(Extracted records)
== Segment start ==
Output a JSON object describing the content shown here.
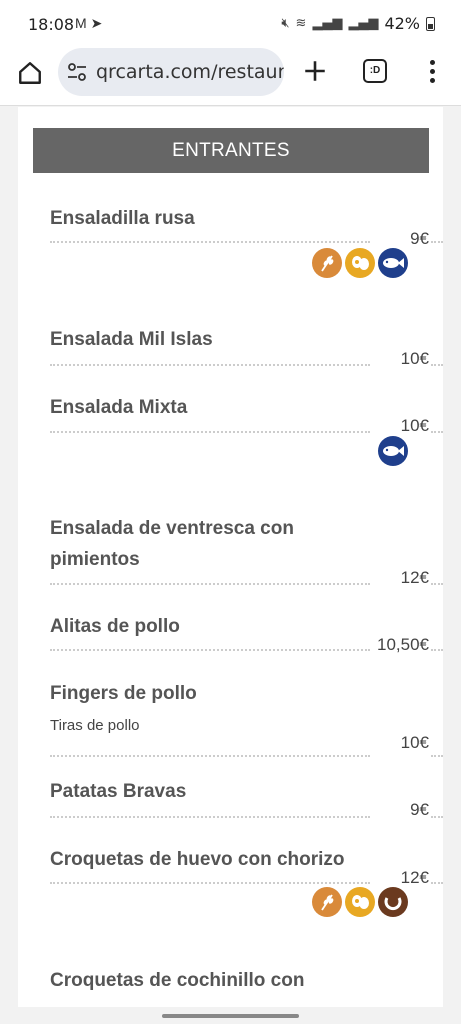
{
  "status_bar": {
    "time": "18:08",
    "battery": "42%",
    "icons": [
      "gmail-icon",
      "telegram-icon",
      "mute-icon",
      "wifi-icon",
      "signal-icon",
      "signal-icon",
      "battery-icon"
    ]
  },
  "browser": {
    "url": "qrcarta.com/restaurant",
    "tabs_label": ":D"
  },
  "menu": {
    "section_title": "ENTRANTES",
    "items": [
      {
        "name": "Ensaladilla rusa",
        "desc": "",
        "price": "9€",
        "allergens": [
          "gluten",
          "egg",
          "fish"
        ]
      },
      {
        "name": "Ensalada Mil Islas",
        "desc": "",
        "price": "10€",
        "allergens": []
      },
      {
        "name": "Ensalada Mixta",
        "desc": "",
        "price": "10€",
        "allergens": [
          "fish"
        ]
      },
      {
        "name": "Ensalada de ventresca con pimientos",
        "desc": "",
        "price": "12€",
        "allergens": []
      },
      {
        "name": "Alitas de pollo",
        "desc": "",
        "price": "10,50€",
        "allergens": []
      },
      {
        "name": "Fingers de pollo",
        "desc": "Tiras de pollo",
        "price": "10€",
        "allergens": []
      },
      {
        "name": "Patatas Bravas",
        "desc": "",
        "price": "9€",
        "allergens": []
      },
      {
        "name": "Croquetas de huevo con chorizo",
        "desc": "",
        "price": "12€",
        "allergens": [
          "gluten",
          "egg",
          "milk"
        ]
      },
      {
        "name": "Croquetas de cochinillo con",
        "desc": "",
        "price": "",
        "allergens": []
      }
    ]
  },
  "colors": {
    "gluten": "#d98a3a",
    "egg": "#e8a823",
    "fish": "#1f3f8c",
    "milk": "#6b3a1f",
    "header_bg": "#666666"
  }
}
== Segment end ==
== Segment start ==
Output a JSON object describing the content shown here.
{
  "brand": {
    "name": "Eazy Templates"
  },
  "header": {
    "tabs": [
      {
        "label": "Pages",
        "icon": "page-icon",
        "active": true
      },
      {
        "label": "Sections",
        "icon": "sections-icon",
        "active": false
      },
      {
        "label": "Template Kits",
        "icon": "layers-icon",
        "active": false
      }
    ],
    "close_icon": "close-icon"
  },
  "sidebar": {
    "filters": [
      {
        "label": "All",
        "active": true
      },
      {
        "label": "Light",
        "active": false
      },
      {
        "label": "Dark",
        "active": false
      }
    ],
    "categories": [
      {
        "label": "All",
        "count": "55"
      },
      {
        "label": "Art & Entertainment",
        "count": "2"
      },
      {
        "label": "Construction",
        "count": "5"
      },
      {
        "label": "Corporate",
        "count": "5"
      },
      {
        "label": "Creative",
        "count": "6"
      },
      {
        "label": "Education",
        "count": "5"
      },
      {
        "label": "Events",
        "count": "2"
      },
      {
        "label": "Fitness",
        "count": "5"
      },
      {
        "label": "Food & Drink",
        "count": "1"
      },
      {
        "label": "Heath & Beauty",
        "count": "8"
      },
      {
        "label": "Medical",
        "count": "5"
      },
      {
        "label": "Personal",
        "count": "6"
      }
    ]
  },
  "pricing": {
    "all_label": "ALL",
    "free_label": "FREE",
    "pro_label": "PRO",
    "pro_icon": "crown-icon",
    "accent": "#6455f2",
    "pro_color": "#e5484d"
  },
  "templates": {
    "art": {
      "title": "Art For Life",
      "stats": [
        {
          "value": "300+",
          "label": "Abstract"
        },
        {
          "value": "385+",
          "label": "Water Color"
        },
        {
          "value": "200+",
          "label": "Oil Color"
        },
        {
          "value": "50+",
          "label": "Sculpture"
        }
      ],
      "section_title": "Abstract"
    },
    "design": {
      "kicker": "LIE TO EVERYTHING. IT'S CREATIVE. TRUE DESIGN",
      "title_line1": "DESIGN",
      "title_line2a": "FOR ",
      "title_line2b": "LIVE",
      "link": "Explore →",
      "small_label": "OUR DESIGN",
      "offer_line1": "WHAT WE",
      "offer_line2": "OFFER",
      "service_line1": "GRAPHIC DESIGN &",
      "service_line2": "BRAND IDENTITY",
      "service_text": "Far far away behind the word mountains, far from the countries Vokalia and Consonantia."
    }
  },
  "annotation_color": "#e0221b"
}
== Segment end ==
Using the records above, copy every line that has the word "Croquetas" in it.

        "name": "Croquetas de huevo con chorizo",
        "name": "Croquetas de cochinillo con",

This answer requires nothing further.